This past year The Liberal Dead’s podcast crew had spent time reviewing the works of John Carpenter in a rather broad stroke retrospective series encompassing not just the creepy, post-apocalyptic imagery created by Carpenter, but the lighted hearted films, earlier works and well, everything. I had the opportunity to be on the show as a guest a couple of times and certainly had a great time discussing The Thing and Escape from LA with Jeff Konopka. You might even find me on a few more before the year is out as the series still has Ghosts of Mars, Vampires, The Ward and the Masters of Horror series to tackle. But let’s go way back to the beginning.
In the beginning Carpenter created the heavens and the earth… well, he created outer space and a planet that was destined for a surf ride unlike any previously imaged with perhaps the exception of Marvel Comics. Dark Star was born out of the loins of Dan O’Bannon (Alien, Return of the Living Dead, Dead & Buried and pretty much everything) and Carpenter (Halloween, The Fog… and yeah, pretty much everything else), as a student film project in the years leading up to 1974 eventual release. It was not expected to become the cult favorite that it has become. “The Spaced Out Odyssey” is something of a phenomenon when the early work of a director/writer team is embraced by so many and seen as groundbreaking in its outright parody of 2001 A Space Odyssey and it’s spaceship creation and animation. Let’s face it, the movie’s fucking funny. It’s science fiction on screen when science fiction was beginning to take itself too seriously; after the 1950’s rocket ship to mars and alien from outer space pictures, a movie like Dark Star comes off like a belly rolling satire and not only of outer space travel, but of filmmakers creating science fiction with almost impossible realism.
This is the student film that could. I first watched it on an old VHS tape that my father had recorded off the Late Late Show (quite literally called the Late Late Show). The already less than

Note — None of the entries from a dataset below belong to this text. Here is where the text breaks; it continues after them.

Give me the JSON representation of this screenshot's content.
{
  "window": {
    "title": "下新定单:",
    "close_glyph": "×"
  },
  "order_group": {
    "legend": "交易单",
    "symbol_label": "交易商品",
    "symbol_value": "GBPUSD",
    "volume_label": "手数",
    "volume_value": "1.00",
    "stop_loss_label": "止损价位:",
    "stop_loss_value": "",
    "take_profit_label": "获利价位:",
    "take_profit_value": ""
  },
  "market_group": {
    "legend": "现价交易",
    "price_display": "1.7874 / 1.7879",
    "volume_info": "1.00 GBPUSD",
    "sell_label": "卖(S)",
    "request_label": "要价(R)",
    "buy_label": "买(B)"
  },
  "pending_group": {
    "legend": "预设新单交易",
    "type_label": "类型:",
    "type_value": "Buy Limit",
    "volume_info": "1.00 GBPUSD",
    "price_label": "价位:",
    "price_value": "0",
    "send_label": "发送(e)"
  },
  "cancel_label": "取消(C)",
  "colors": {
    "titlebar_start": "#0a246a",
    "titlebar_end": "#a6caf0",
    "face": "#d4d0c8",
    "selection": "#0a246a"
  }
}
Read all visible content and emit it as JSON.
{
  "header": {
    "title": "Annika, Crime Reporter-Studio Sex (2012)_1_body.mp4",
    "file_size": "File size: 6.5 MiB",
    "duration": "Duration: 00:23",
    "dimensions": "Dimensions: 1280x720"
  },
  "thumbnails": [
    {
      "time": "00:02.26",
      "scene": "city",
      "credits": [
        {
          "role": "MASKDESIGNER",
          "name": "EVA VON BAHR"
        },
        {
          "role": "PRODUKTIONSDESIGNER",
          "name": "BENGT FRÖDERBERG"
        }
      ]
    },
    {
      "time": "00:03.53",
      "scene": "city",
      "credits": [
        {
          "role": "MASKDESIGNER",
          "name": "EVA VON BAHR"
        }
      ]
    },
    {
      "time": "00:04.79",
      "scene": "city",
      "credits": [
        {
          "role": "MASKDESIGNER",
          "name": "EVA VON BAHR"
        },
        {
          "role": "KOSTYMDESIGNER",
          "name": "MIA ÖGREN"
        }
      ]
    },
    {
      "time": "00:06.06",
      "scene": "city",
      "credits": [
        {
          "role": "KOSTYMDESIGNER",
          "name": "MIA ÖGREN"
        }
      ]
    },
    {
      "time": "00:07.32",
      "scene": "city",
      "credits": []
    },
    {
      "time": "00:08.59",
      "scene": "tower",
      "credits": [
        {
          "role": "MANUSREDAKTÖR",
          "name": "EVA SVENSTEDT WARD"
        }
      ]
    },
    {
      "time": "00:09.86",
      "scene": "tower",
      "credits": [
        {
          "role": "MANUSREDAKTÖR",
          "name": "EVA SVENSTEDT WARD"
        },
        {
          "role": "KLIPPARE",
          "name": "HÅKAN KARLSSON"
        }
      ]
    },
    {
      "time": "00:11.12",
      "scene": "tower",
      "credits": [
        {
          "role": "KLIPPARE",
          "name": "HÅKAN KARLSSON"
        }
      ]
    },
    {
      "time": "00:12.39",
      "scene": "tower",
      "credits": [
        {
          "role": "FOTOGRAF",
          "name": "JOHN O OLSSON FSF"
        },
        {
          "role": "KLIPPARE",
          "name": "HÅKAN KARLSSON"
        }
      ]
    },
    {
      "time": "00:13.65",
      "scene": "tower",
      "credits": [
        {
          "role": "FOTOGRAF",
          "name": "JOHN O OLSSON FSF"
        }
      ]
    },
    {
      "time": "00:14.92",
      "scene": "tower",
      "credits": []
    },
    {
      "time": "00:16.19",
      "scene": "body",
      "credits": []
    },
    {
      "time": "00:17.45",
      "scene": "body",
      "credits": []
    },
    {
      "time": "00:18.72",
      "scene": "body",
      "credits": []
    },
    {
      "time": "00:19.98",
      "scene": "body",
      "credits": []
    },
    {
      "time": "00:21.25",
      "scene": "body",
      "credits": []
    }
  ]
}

quality of the picture was dumbed down further by the transmission of mid-80’s
television and further by the recording on a less than stellar playback mode.
The audio was barely intelligible and the commercials may have made a bigger
impression on me than the film itself. That all changed once I had the chance
to review the gorgeous Blu-ray edition from VCI.
Beyond an audio and video transfer that is clearly the best you’re ever going to get, this disc is chock full of an amazing assortment of special features that may even rival the actual film itself. The greatest of these features is Let there Be Light: The Odyssey of “Dark Star” a documentary of such weight, substance and content I found it more intriguing than Dark Star itself. This is a must watch piece of history although I’m sure we would all have appreciated greater participation from Mr. Carpenter who seems to have distanced himself throughout the years from his student film. There’s an interview with Sci-Fi author Dean Foster, Brian Narelle, a 3-D Guide to the Dark Star Ship (this is bordering on Trekkie shit) and commentary by the “Super-Fan” Andrew Gilchrist. This isn’t a stripped down, cheap-o version of Dark Star for the casual observer. This is fan boy shit right here.
The written introduction by Dan O’Bannon (who had passed on a few year ago) is truly touching. He is much beloved by the genre community, respected for all his efforts and is missed still. Somehow reading this intro feels more like a message from beyond a grave rather than a discussion of his early work. I laughed and then I actually teared up. You know growing up I wasn’t a Dark Star fanatic. It took a little love from the Liberal Dead crew and a VHS tape. The Blu-ray seals the deal and pulls on all the heartstrings. This is the kind of release that can convert a stoic old bastard like myself into a lighthearted Sci-Fi lover.
What you love about Dark Star has never looked better and the clean up has done wonders for the viewing experience. The Dark Star Blu-ray is available HERE in Thermostellar and HERE in Hyperdrive via VCI Entertainment. Please make sure to stop by VCI HEREand peruse their catalog further. Remember Dark Star is a comedy, Alien isn’t… simple truths to live by.